DOJ seal

Pathologist Dr. Alan Freedman was awarded $4.046 million on Monday, February 11, 2013 for being the relator in a qui tam (whistleblower) lawsuit he filed against dermatologist Dr. Steven Wasserman and his (Dr. Freedman’s) former pathology laboratory.  Dr. Wasserman agreed to pay $26.1 million to settle allegations by the federal government that he violated the False Claims act by accepting illegal kickbacks from the pathology laboratory and for billing Medicare for thousands of unnecessary skin surgeries.
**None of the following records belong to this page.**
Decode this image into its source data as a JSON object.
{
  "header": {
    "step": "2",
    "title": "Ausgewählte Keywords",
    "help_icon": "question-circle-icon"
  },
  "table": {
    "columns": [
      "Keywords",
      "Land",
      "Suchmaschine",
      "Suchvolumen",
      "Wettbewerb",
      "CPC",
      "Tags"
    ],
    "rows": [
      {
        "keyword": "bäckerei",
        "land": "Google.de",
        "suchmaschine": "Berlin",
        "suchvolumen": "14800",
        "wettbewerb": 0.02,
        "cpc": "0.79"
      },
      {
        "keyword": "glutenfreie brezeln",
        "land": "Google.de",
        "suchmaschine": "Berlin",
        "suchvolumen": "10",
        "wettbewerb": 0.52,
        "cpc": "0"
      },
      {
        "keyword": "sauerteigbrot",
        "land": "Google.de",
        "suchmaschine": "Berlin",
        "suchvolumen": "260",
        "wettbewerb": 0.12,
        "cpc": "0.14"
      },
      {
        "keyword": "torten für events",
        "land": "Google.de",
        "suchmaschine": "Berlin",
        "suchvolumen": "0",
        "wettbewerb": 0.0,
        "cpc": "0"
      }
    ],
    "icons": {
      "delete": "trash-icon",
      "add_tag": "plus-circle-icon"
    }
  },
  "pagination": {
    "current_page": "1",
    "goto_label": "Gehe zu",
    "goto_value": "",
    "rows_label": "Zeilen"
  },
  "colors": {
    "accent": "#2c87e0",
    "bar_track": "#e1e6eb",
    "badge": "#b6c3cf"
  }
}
The laboratory for which Dr. Freedman used to work is Tampa Pathology Laboratory (TPL).  The government alleged that, beginning around 1997, Dr. Waserman entered into a business arrangement with TPL and its owner, Dr. Jose SuarezHoyos, in which Dr. Wasserman sent biopsies from Medicare patients to TPL, which would then process the biopsy, prepare slides, render a written diagnosis and provide a report to Dr. Wasserman.

You might be wondering what’s wrong with that.  Nothing except TPL is alleged to have not actually signed out the cases in question.  Instead, TPL provided Dr. Wasserman with unsigned reports with a place for Dr. Wasserman to sign as if he interpreted the biopsies.  Dr. Wasserman would then bill Medicare for the work, for which he received over $6 million in reimbursement.
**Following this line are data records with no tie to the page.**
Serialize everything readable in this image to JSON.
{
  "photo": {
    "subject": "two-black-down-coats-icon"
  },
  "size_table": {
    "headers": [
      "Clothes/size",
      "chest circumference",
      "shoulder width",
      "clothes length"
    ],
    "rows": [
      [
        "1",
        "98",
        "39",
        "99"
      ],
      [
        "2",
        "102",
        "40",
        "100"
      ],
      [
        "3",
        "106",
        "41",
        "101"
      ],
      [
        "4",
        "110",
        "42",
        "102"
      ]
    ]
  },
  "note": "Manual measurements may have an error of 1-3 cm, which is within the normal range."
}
Additionally, the government says as part of the agreement with TPL, Dr. Wasserman markedly increased the number of biopsy procedures he performed, thereby increasing the amount of business that would flow to TPL.

Furthermore, Dr. Wasserman allegedly performed thousands of medically unnecessary procedures called adjacent tissue transfers, which I believe is synonymous with advancement flaps.
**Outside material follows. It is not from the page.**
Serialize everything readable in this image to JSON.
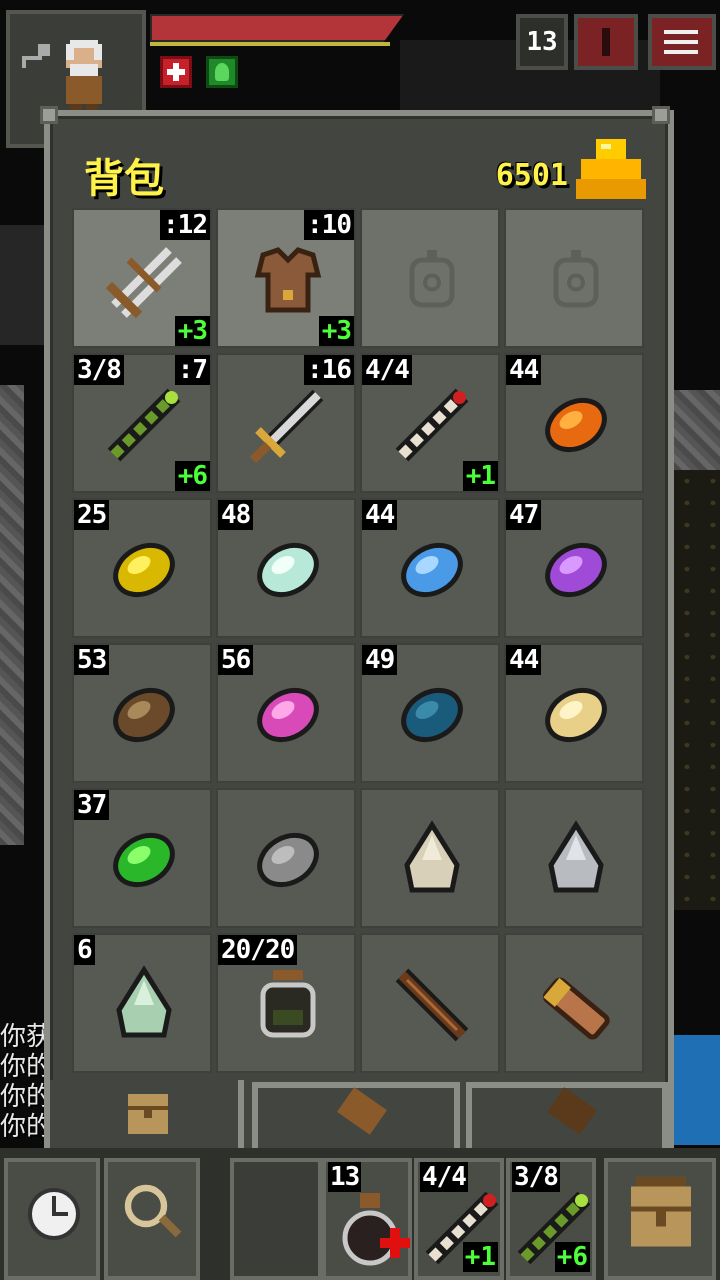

TPL and Dr. SuarezHoyos settled with the government separately for $950,000.

Unfortunately, I imagine the kind of arrangement profiled here is not the least bit uncommon.

What makes this case even more interesting is the remarkable similarity to the pending whistleblower suit against Bostwick Laboratories (BL) where, among other things, BL is alleged to have provided urologists with draft reports of urine FISH studies that the urologist then signed and billed Medicare as if he/she actually interpreted the FISH test.

I do not know if Drs. Wasserman and SuarezHoyos have been kicked out of Medicare as a result of their settlements.

As of today, Dr. SuarezHoyos’ Florida medical license is clear/active with no discipline or public complaint on file.

The same goes for Dr. Wasserman’s medical license.

I have a very hard time believing the Florida medical board will be able to ignore this massive settlement, and I hope the medical licenses of Drs. Wasserman and SuarezHoyos see some action.

The DOJ’s press release on the case is here.

Update:  Dr. Wasserman was kicked out of Medicare, Medicaid and all other federal health programs.